The #1 predictor of divorce – and how to eliminate it from your relationship

What’s the #1 predictor of divorce and how can you eliminate it from your relationship?

If you had to guess, what comes to mind? Lifestyle or temperamental differences? Inability to work through conflicts? Poor communication?

In research by the Gottmans, they found that poor communication is the #1 predictor of divorce – but more specifically, a certain type of poor communication:


Contempt is when you put your partner down. You speak to them like you’re superior to them. Contempt can be verbal but it can also be expressed in body language, like eye rolling or sneering. Sarcastically mocking your partner is contempt. Blaming your partner for all the problems in the relationship and taking no responsibility for your own part at all is contempt. 

When the Gottmans studied newlyweds, the presence of contempt in their communication was most strongly correlated with eventual divorce.

But the research gets even more interesting. If you’re contemptuous towards your partner, they are more likely to get physically, mentally and emotionally sick. That’s right: they’re more likely to come down with a disease. The stress of being treated with contempt actually decreases immune response.

Are you contemptuous towards your partner? Play back your internal video of a recent argument you had. Review what you said to your partner and how you said it. 

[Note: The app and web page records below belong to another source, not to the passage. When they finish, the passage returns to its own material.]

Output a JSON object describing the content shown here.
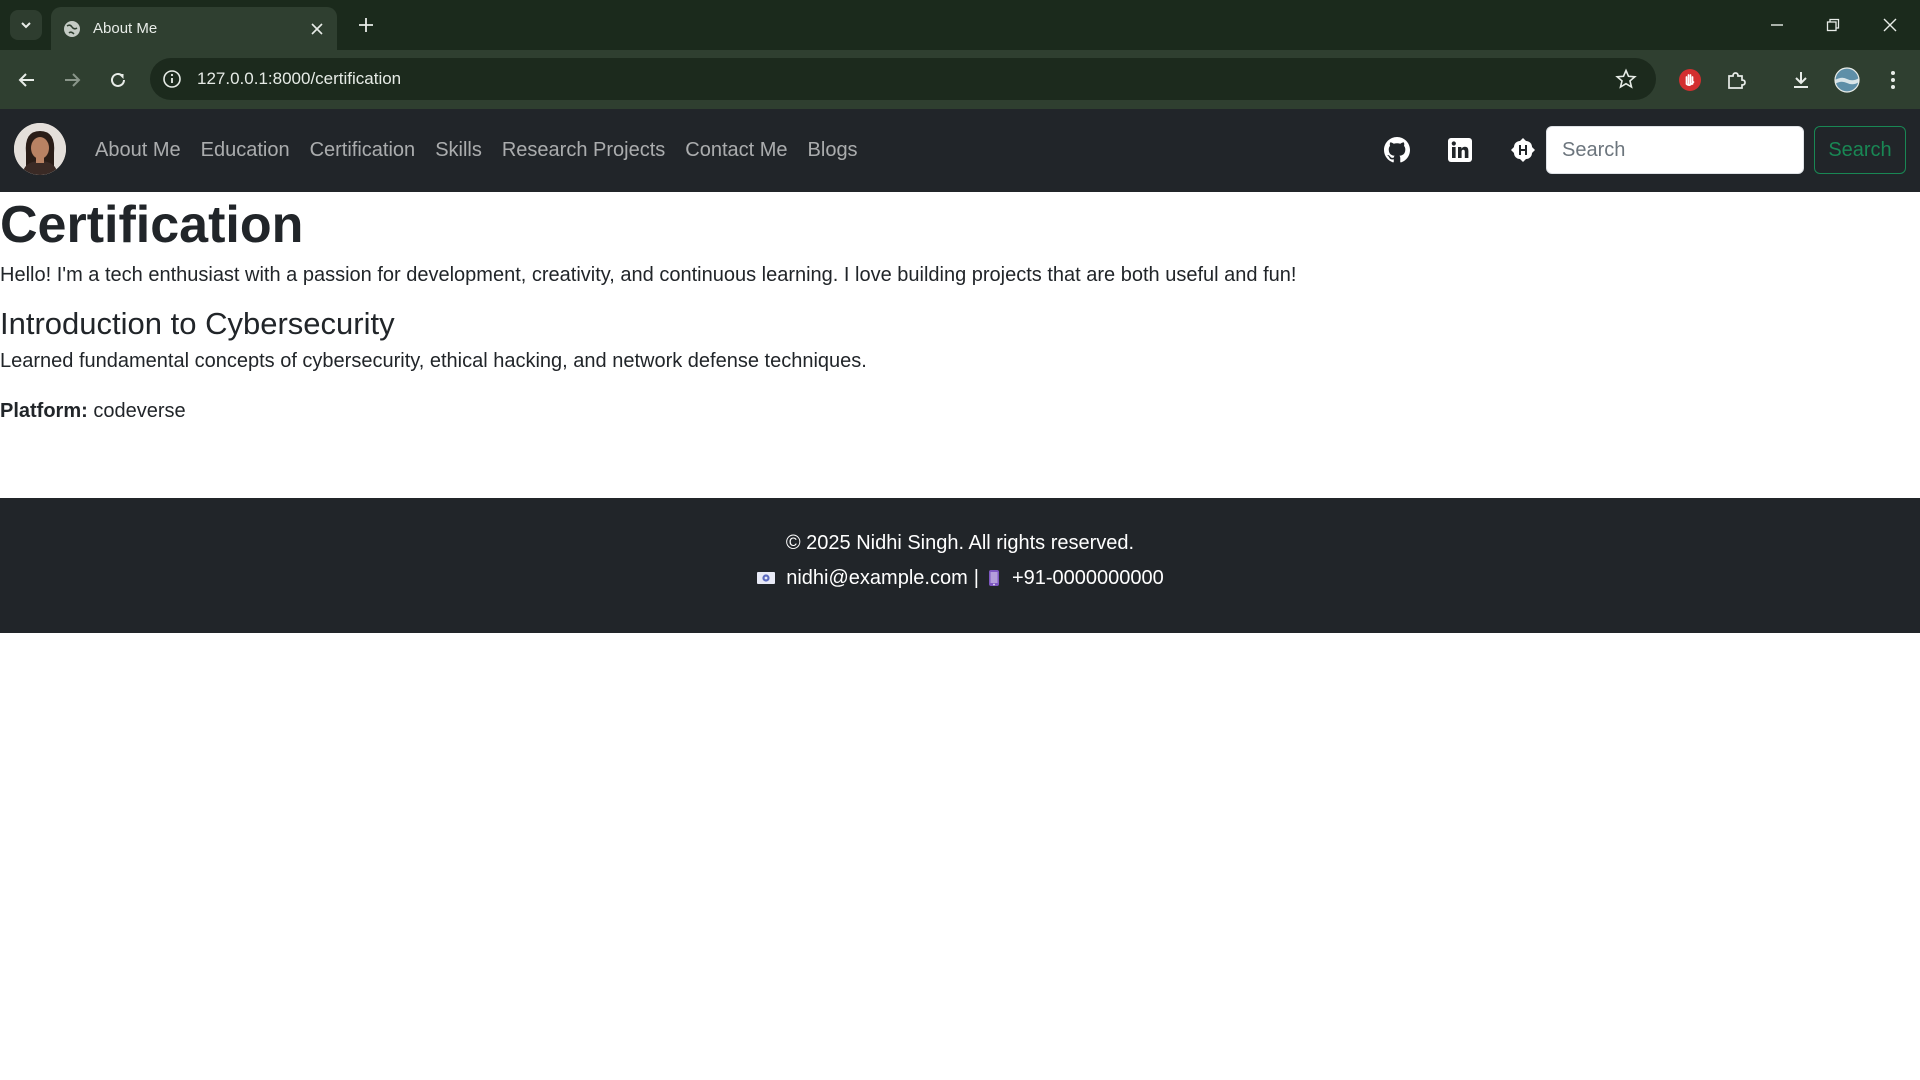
{
  "browser": {
    "tab_title": "About Me",
    "url": "127.0.0.1:8000/certification"
  },
  "navbar": {
    "links": [
      "About Me",
      "Education",
      "Certification",
      "Skills",
      "Research Projects",
      "Contact Me",
      "Blogs"
    ],
    "search_placeholder": "Search",
    "search_button": "Search",
    "icons": [
      "github-icon",
      "linkedin-icon",
      "hashnode-icon"
    ]
  },
  "main": {
    "title": "Certification",
    "intro": "Hello! I'm a tech enthusiast with a passion for development, creativity, and continuous learning. I love building projects that are both useful and fun!",
    "certifications": [
      {
        "title": "Introduction to Cybersecurity",
        "description": "Learned fundamental concepts of cybersecurity, ethical hacking, and network defense techniques.",
        "platform_label": "Platform:",
        "platform": "codeverse"
      }
    ]
  },
  "footer": {
    "copyright": "© 2025 Nidhi Singh. All rights reserved.",
    "email": "nidhi@example.com",
    "separator": "|",
    "phone": "+91-0000000000"
  },
  "colors": {
    "tabbar": "#1b2a1c",
    "toolbar": "#2f3f30",
    "navbar": "#212529",
    "search_button": "#198754"
  }
}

If you’re concerned you might struggle with a contemptuous attitude towards your partner, this is something you can change if you’re willing. Here’s how.

  1. Create a culture of appreciation.

    Practice noticing small things your partner does that you like or appreciate. Let your partner know that you’re noticing. Thank them. Express affection. This is called having a “positive habit of mind.” In the negative habit of mind, you only see what’s negative and discount the positive things your partner does. When you’re in that state of mind you’re more likely to become contemptuous. So, remember, the antidote: appreciate.

  2. Express your thoughts and feelings in words rather than acting on them.

    Let’s say you’re furious at your partner for forgetting to do the dishes yet again. You came home to a messy kitchen and you’re overwhelmed and exhausted. Instead of sneering at your partner and putting them down for forgetting, it’s much better to just say what you’re feeling using an “I” statement. So instead of “You’re a lazy slob,” say, “I feel so angry that the kitchen is so messy. I need you to help clean it up.”

Maybe you’re on the other side – your partner gets contemptuous towards you, and it hurts. Here’s a few ideas for how to work with that.

  1. Bring it to their attention.

    Ask them to read this article, or just summarize what you learned. Talk about how contempt impacts your relationship. Sometimes just being able to recognize and name the negative communication dynamic that’s happening between you can help things start to shift. Insight can go a long way.

  2. Express your own thoughts and feelings in the moment to give your partner a chance to repair the negative interaction.

    Let’s say they come at you with some harsh words and eye rolling. You can say, “I’m hurt by how you’re talking to me right now. Can you say that in another way?” This may not have a magical effect, but it’s definitely better than being contemptuous back at them, or getting defensive.

The Gottmans research found a few other negative communication patterns that predict problems in the relationship, too, including criticism, defensiveness and stonewalling. Check back for my next blog post which will explore these in more depth.

If you and your partner want to work on your communication and strengthen your relationship, reach out for a free consultation or schedule one directly. I’d love to talk with you.